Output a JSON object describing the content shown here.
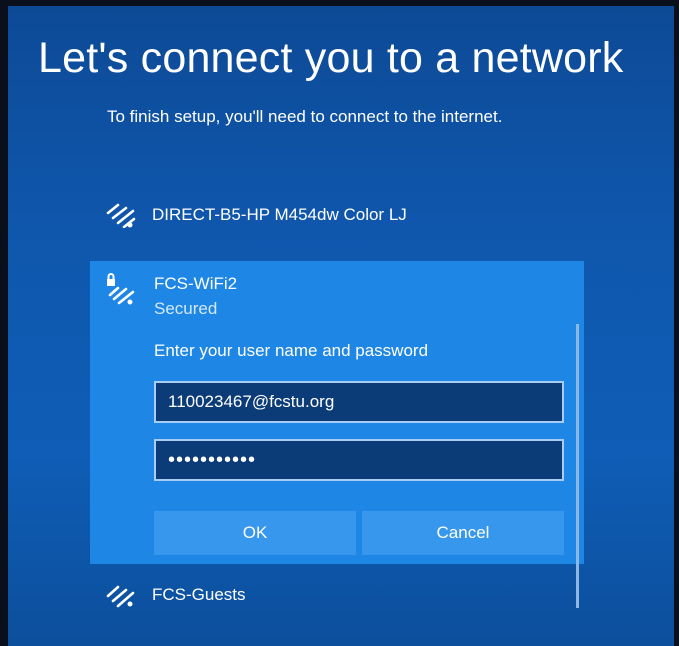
{
  "page": {
    "title": "Let's connect you to a network",
    "subtitle": "To finish setup, you'll need to connect to the internet."
  },
  "networks": [
    {
      "name": "DIRECT-B5-HP M454dw Color LJ",
      "icon": "wifi-signal-icon"
    },
    {
      "name": "FCS-WiFi2",
      "status": "Secured",
      "icon": "wifi-secured-icon",
      "expanded": true,
      "prompt": "Enter your user name and password",
      "username_value": "110023467@fcstu.org",
      "password_value": "•••••••••••",
      "ok_label": "OK",
      "cancel_label": "Cancel"
    },
    {
      "name": "FCS-Guests",
      "icon": "wifi-signal-icon"
    }
  ],
  "colors": {
    "background": "#0f57ad",
    "panel": "#1e86e4",
    "field": "#0c3c78",
    "button": "#3797ec"
  }
}
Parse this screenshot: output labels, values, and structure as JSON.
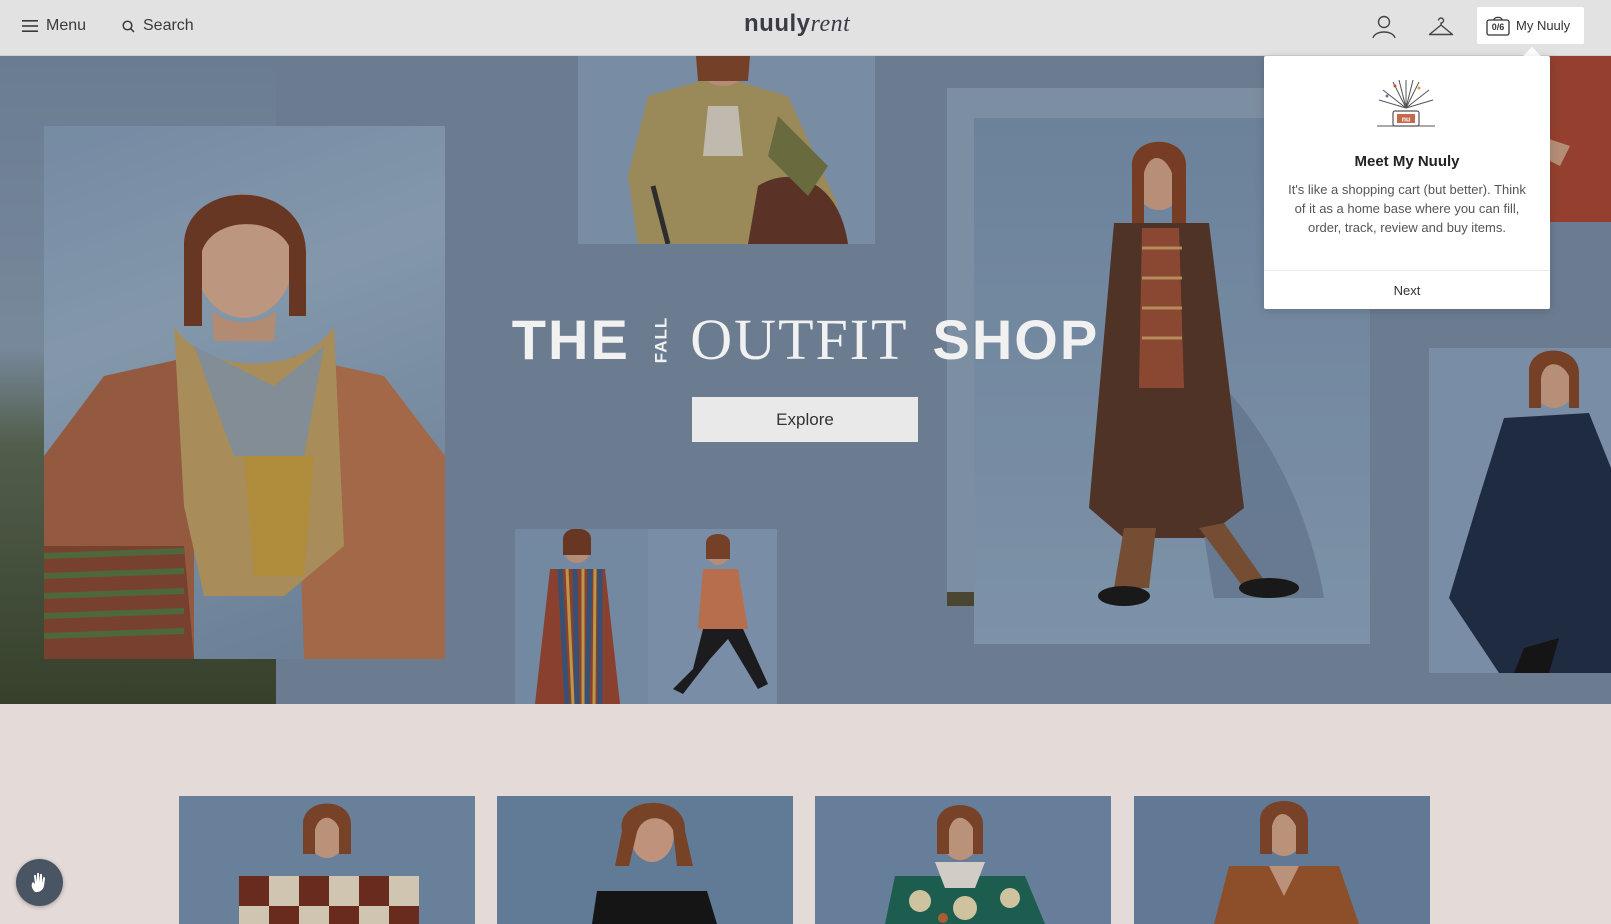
{
  "header": {
    "menu_label": "Menu",
    "search_label": "Search",
    "logo_bold": "nuuly",
    "logo_italic": "rent",
    "my_nuuly_label": "My Nuuly",
    "bag_count": "0/6"
  },
  "hero": {
    "headline_the": "THE",
    "headline_fall": "FALL",
    "headline_outfit": "OUTFIT",
    "headline_shop": "SHOP",
    "explore_label": "Explore"
  },
  "popover": {
    "badge_text": "nu",
    "title": "Meet My Nuuly",
    "text": "It's like a shopping cart (but better). Think of it as a home base where you can fill, order, track, review and buy items.",
    "next_label": "Next"
  },
  "icons": {
    "menu": "hamburger-icon",
    "search": "search-icon",
    "account": "user-icon",
    "closet": "hanger-icon",
    "bag": "bag-icon",
    "help": "hand-wave-icon"
  },
  "colors": {
    "header_bg": "#e2e2e2",
    "hero_bg": "#7e93ab",
    "page_bg": "#e4dad8",
    "logo": "#3b3b48"
  }
}
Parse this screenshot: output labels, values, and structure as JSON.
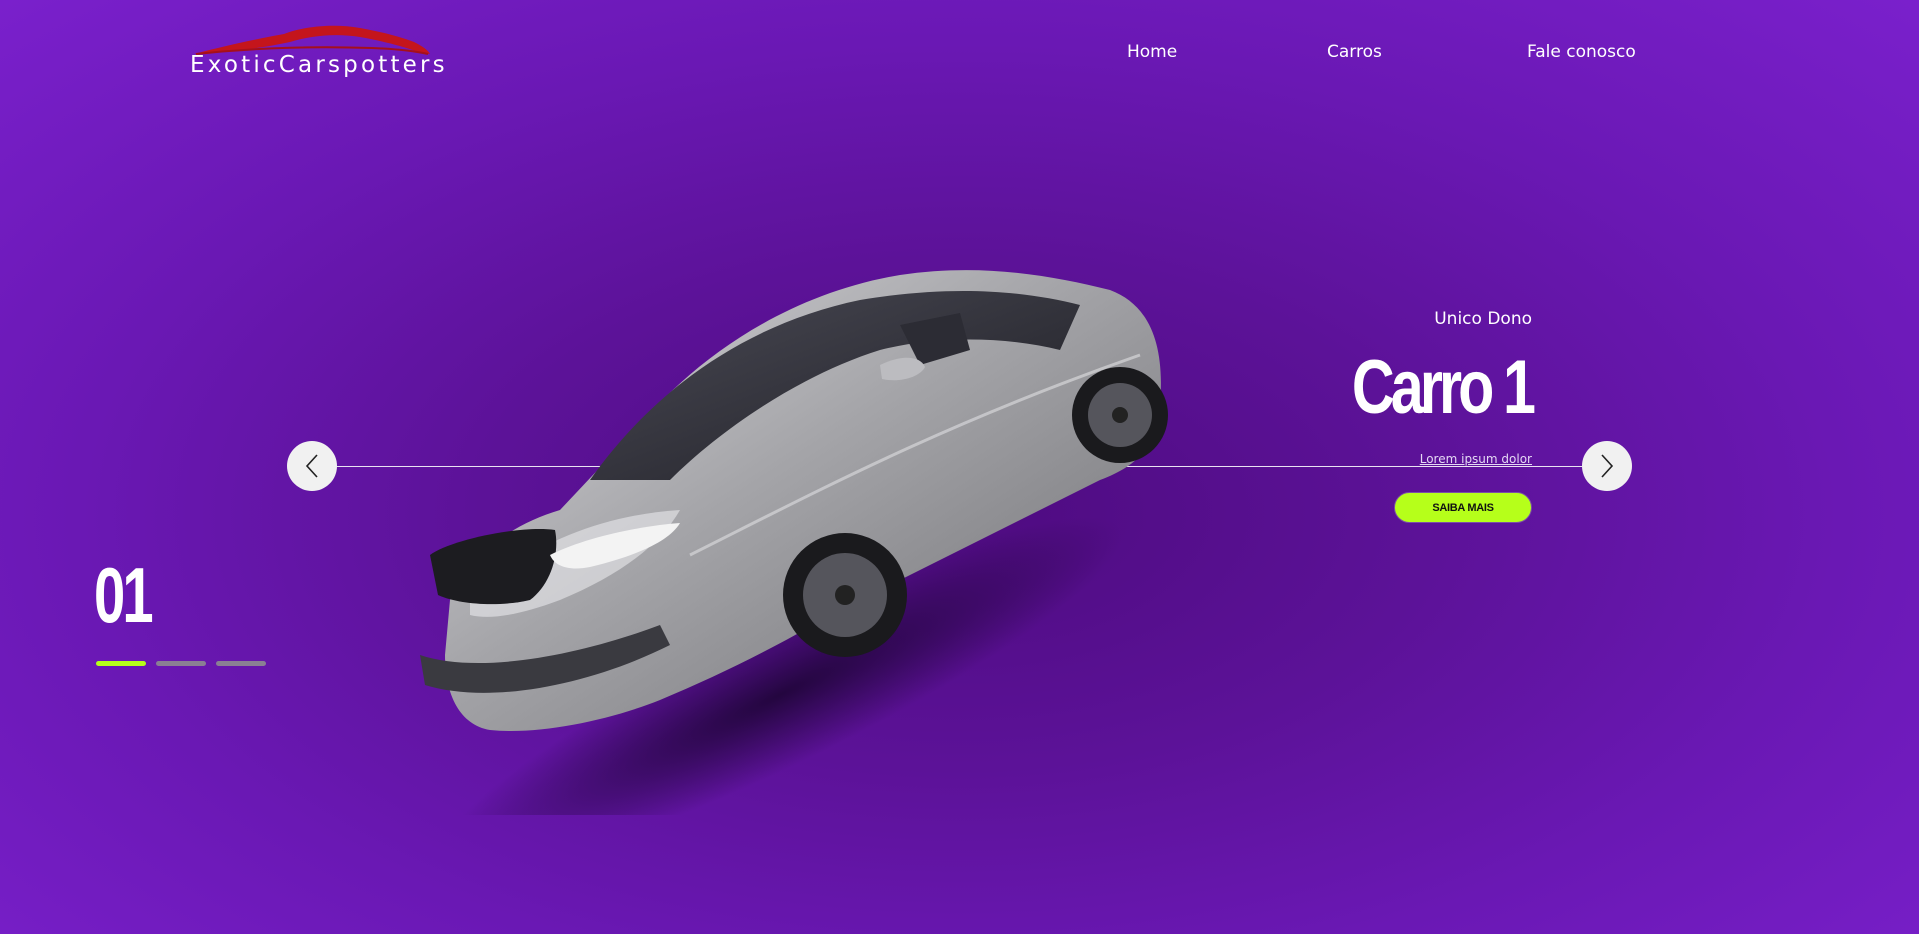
{
  "header": {
    "logo_text": "ExoticCarspotters",
    "nav": [
      {
        "label": "Home"
      },
      {
        "label": "Carros"
      },
      {
        "label": "Fale conosco"
      }
    ]
  },
  "slide": {
    "subtitle": "Unico Dono",
    "title": "Carro 1",
    "description": "Lorem ipsum dolor",
    "cta_label": "SAIBA MAIS",
    "counter": "01",
    "active_index": 1,
    "total": 3
  },
  "icons": {
    "prev": "chevron-left-icon",
    "next": "chevron-right-icon"
  },
  "colors": {
    "accent": "#b6ff1a",
    "background": "#6a18b4",
    "logo_swoosh": "#c4151c",
    "inactive_dot": "#8a7f93"
  }
}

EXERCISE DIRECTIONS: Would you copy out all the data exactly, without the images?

PROBLEM SOLUTION:
Output a JSON object describing the content shown here.
{
  "page": {
    "title": "Let's connect you to a network",
    "subtitle": "To finish setup, you'll need to connect to the internet."
  },
  "networks": [
    {
      "name": "DIRECT-B5-HP M454dw Color LJ",
      "icon": "wifi-signal-icon"
    },
    {
      "name": "FCS-WiFi2",
      "status": "Secured",
      "icon": "wifi-secured-icon",
      "expanded": true,
      "prompt": "Enter your user name and password",
      "username_value": "110023467@fcstu.org",
      "password_value": "•••••••••••",
      "ok_label": "OK",
      "cancel_label": "Cancel"
    },
    {
      "name": "FCS-Guests",
      "icon": "wifi-signal-icon"
    }
  ],
  "colors": {
    "background": "#0f57ad",
    "panel": "#1e86e4",
    "field": "#0c3c78",
    "button": "#3797ec"
  }
}
Parse this screenshot: output labels, values, and structure as JSON.
{
  "header": {
    "menu_label": "Menu",
    "search_label": "Search",
    "logo_bold": "nuuly",
    "logo_italic": "rent",
    "my_nuuly_label": "My Nuuly",
    "bag_count": "0/6"
  },
  "hero": {
    "headline_the": "THE",
    "headline_fall": "FALL",
    "headline_outfit": "OUTFIT",
    "headline_shop": "SHOP",
    "explore_label": "Explore"
  },
  "popover": {
    "badge_text": "nu",
    "title": "Meet My Nuuly",
    "text": "It's like a shopping cart (but better). Think of it as a home base where you can fill, order, track, review and buy items.",
    "next_label": "Next"
  },
  "icons": {
    "menu": "hamburger-icon",
    "search": "search-icon",
    "account": "user-icon",
    "closet": "hanger-icon",
    "bag": "bag-icon",
    "help": "hand-wave-icon"
  },
  "colors": {
    "header_bg": "#e2e2e2",
    "hero_bg": "#7e93ab",
    "page_bg": "#e4dad8",
    "logo": "#3b3b48"
  }
}
Parse this screenshot: output labels, values, and structure as JSON.
{
  "header": {
    "logo_text": "ExoticCarspotters",
    "nav": [
      {
        "label": "Home"
      },
      {
        "label": "Carros"
      },
      {
        "label": "Fale conosco"
      }
    ]
  },
  "slide": {
    "subtitle": "Unico Dono",
    "title": "Carro 1",
    "description": "Lorem ipsum dolor",
    "cta_label": "SAIBA MAIS",
    "counter": "01",
    "active_index": 1,
    "total": 3
  },
  "icons": {
    "prev": "chevron-left-icon",
    "next": "chevron-right-icon"
  },
  "colors": {
    "accent": "#b6ff1a",
    "background": "#6a18b4",
    "logo_swoosh": "#c4151c",
    "inactive_dot": "#8a7f93"
  }
}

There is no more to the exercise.